Task prompt —
When a line in the listing below contains the word "align", return a copy of that line.

Data under study —
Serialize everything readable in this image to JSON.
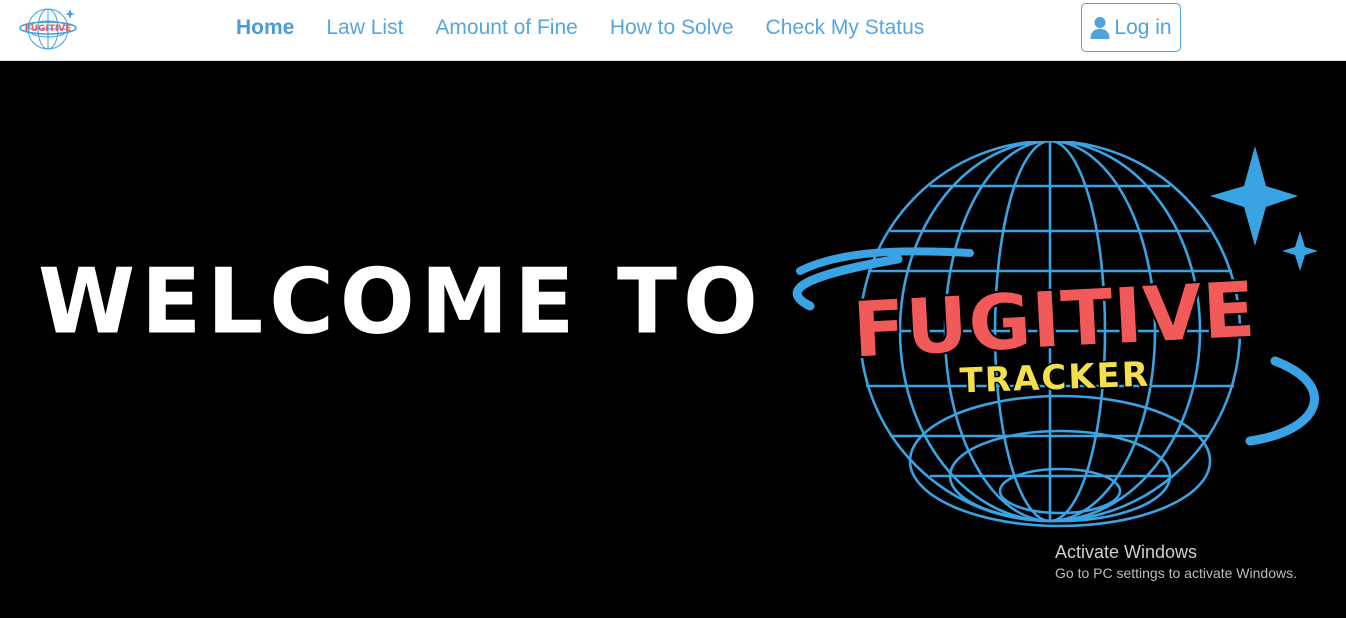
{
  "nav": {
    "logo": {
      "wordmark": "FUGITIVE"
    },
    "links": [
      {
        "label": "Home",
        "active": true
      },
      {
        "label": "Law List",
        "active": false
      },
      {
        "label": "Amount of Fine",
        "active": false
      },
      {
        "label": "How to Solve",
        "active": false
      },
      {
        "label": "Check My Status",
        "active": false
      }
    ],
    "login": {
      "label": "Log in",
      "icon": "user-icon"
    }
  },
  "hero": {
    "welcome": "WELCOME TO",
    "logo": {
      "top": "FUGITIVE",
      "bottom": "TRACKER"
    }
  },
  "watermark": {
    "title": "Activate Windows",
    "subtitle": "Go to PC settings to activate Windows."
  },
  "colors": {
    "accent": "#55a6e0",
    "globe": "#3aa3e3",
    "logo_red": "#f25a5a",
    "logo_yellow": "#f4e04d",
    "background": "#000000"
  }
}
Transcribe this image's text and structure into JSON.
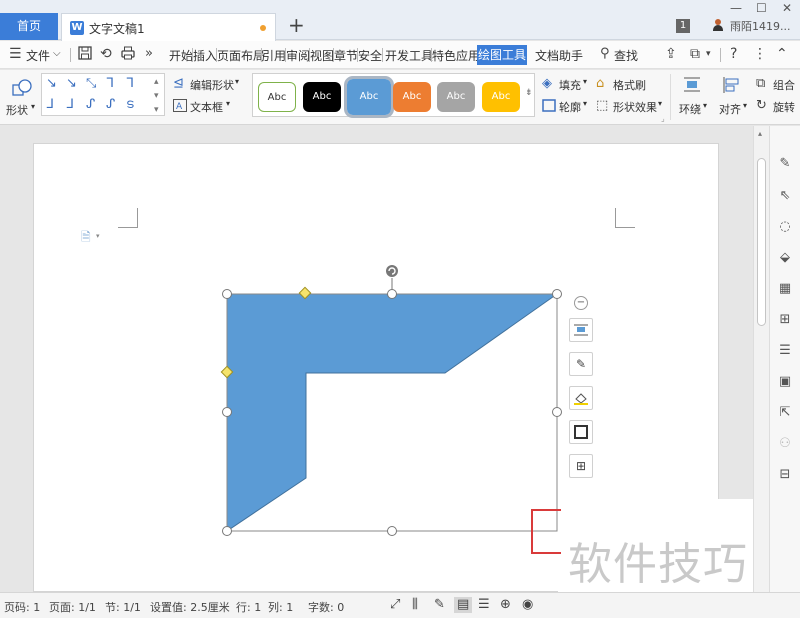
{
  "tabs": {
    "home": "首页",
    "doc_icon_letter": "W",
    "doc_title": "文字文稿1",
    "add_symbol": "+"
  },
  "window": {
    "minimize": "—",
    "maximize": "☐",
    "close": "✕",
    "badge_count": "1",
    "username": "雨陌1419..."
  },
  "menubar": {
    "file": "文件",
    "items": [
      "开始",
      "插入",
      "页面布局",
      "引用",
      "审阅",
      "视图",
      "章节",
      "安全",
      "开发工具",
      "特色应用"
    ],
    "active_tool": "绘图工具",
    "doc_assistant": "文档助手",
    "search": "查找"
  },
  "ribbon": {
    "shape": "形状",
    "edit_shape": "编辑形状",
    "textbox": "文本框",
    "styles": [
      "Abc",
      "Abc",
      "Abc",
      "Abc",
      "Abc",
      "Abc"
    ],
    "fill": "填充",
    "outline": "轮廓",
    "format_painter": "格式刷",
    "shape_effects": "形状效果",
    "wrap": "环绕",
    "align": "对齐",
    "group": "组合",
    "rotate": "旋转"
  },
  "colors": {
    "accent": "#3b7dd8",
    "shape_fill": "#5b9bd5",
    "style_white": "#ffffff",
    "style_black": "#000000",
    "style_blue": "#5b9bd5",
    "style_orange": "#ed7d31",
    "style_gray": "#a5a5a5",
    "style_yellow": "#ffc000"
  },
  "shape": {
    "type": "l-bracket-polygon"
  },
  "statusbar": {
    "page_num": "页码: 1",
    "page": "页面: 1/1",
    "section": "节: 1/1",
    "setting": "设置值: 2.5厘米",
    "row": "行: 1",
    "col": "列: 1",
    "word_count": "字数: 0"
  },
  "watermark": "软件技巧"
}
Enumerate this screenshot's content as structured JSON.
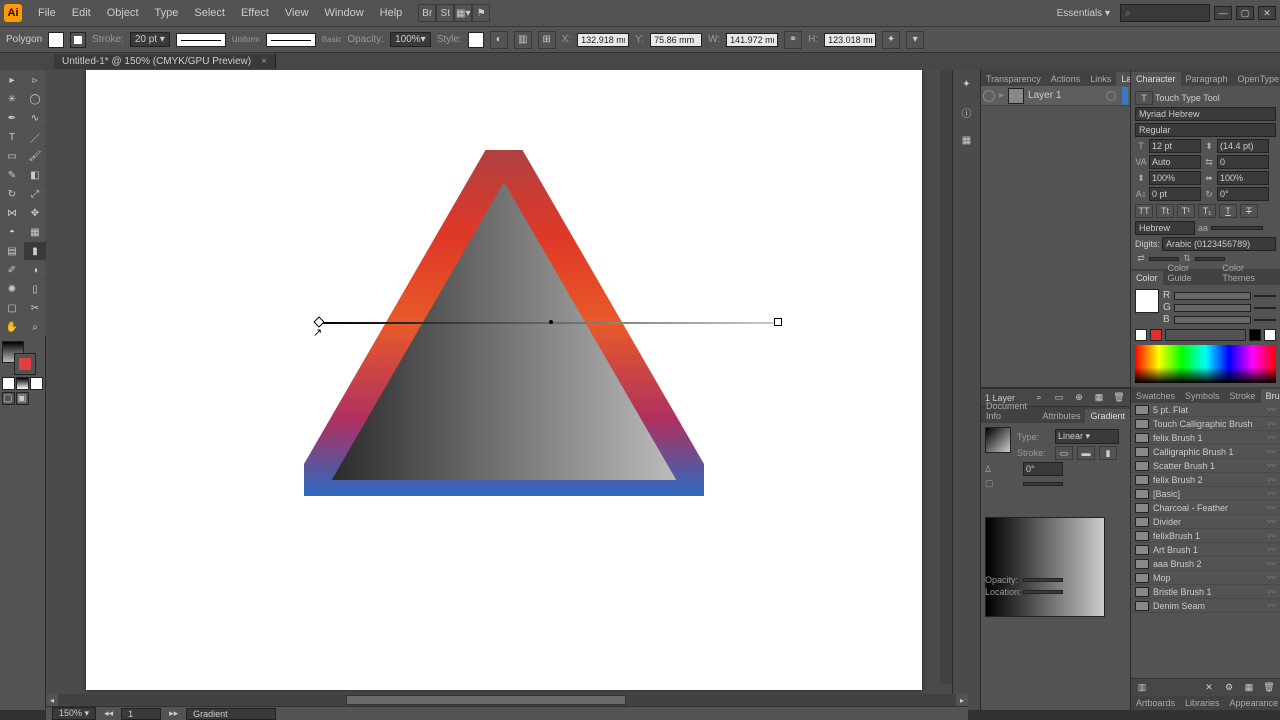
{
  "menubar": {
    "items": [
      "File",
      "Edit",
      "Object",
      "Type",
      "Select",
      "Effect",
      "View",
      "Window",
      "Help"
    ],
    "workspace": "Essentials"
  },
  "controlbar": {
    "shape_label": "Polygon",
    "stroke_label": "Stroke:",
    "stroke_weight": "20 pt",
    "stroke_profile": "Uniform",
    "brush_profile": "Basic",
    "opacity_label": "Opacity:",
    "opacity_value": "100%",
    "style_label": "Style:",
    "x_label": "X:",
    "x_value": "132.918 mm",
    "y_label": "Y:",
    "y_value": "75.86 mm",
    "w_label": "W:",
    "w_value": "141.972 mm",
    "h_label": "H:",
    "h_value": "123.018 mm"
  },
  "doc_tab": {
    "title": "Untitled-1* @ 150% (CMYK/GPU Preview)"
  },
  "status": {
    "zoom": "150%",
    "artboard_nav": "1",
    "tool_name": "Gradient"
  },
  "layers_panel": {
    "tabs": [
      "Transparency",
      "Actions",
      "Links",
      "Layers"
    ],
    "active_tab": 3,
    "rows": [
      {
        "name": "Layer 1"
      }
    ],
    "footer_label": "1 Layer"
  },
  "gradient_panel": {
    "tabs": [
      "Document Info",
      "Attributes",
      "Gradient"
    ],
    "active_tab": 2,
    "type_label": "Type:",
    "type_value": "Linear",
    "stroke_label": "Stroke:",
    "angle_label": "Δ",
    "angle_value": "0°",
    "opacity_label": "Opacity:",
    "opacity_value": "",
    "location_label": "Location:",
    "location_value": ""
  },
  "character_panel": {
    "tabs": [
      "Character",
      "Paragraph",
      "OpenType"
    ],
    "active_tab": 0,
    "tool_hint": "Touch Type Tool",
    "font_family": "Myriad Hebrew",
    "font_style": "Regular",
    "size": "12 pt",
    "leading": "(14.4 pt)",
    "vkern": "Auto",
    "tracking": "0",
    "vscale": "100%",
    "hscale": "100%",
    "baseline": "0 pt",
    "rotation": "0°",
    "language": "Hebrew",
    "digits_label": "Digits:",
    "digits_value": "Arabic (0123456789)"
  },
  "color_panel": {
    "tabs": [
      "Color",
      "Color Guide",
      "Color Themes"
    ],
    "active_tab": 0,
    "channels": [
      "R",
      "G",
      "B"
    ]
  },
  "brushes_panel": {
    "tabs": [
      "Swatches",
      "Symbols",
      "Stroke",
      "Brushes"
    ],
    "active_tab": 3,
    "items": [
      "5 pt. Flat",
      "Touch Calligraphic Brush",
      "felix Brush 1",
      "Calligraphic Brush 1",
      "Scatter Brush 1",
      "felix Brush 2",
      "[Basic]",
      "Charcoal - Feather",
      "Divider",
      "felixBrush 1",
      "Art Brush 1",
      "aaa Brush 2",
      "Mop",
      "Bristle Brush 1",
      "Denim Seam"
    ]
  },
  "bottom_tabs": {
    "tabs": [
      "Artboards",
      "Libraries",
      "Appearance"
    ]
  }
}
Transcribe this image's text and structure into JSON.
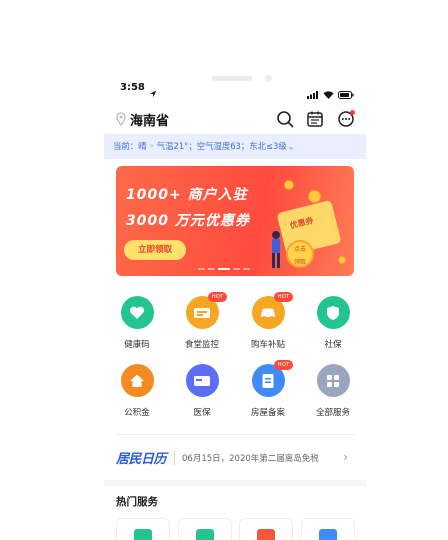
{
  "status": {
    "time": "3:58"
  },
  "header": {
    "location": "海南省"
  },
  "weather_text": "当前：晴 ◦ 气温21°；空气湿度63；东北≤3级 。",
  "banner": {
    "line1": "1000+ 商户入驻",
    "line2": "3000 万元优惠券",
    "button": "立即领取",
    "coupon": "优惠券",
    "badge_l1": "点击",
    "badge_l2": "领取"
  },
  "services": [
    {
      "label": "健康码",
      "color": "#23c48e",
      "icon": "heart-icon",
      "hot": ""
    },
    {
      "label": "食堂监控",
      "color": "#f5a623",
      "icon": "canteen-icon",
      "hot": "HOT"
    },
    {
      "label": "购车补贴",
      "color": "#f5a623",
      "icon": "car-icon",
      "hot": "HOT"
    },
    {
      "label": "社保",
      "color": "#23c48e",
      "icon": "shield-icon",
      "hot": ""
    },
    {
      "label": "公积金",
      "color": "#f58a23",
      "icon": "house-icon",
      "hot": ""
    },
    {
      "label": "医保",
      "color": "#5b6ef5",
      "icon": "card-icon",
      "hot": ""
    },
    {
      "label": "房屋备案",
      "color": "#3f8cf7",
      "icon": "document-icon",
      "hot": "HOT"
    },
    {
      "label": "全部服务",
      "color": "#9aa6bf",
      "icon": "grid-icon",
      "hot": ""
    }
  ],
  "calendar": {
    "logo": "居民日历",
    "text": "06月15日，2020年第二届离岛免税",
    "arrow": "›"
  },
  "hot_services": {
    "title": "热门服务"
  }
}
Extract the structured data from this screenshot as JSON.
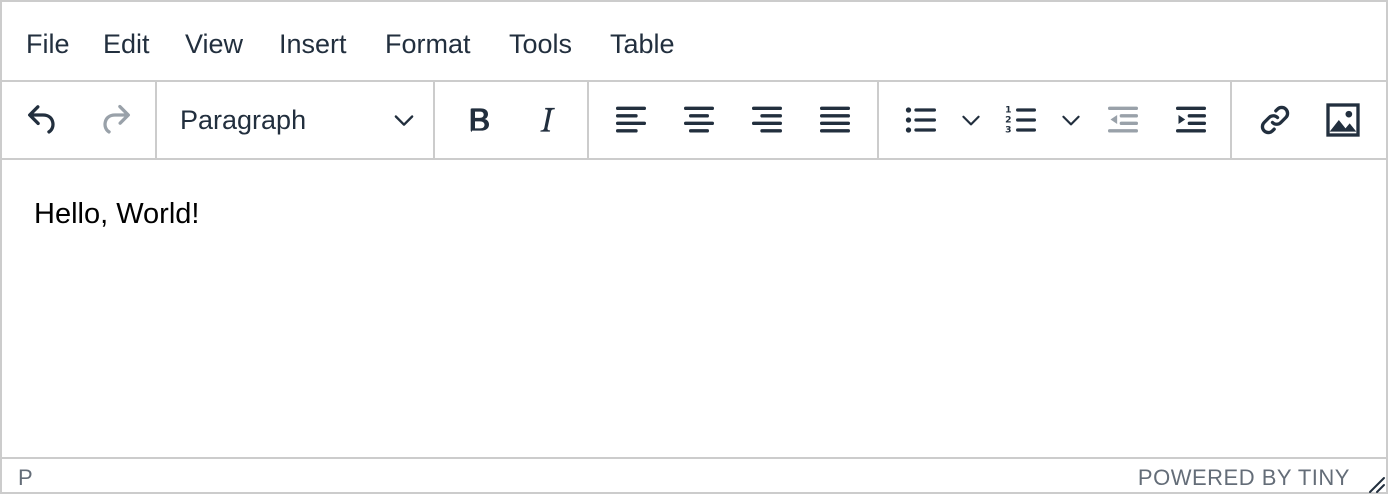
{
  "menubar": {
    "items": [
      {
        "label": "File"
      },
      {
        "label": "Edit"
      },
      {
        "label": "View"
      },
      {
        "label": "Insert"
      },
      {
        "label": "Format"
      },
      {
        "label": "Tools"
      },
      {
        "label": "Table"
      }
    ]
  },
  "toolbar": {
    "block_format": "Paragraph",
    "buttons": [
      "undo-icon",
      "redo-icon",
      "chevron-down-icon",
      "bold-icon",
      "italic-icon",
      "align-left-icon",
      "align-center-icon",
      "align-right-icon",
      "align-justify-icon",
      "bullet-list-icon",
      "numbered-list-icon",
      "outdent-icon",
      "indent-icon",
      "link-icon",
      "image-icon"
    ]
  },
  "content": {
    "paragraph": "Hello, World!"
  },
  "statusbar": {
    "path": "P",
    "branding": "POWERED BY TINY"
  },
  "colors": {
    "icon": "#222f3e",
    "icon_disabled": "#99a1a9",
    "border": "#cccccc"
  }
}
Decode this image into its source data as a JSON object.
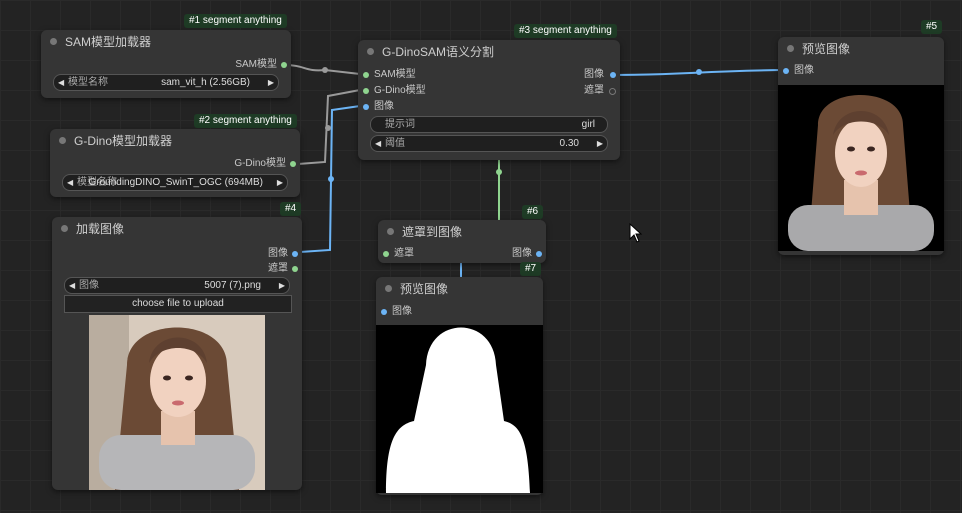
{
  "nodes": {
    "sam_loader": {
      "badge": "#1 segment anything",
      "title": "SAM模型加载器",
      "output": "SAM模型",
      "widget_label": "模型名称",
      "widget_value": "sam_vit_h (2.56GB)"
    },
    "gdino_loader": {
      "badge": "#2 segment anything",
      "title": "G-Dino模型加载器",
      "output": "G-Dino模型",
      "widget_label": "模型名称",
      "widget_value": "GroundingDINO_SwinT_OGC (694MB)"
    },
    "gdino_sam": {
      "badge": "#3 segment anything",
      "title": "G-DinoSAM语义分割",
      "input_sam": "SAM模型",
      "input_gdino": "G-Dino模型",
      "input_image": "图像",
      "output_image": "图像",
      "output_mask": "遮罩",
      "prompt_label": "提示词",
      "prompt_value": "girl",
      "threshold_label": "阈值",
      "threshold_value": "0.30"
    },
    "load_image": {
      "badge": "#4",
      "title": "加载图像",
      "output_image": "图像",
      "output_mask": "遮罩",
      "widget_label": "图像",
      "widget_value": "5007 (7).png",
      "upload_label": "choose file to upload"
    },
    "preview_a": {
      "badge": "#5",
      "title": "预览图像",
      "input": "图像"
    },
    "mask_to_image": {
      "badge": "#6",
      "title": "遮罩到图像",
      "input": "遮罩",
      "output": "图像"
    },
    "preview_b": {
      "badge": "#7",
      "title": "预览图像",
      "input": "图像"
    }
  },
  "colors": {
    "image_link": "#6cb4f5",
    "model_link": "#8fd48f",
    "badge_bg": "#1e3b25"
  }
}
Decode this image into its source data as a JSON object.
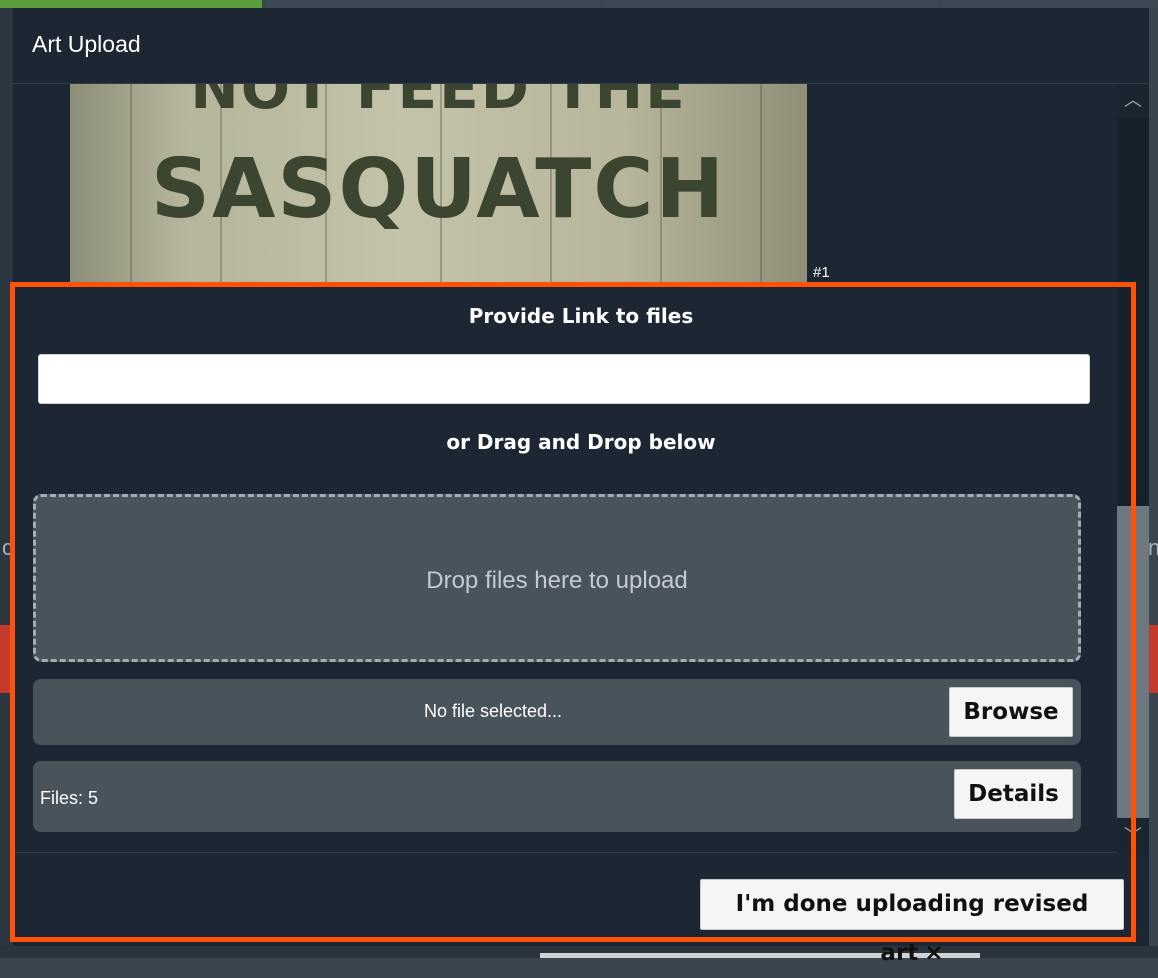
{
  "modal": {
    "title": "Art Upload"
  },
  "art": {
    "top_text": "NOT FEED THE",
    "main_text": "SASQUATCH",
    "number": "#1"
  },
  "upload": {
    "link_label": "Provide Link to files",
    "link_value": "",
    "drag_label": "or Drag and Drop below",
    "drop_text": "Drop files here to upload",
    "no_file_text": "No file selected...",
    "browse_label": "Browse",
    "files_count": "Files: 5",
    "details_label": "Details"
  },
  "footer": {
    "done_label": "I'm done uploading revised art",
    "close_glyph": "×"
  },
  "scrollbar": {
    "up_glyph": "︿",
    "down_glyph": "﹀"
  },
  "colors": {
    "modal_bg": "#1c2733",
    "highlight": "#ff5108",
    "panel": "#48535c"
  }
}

Task output —
    "align": "对齐",
      "align-left-icon",
      "align-center-icon",
      "align-right-icon",
      "align-justify-icon",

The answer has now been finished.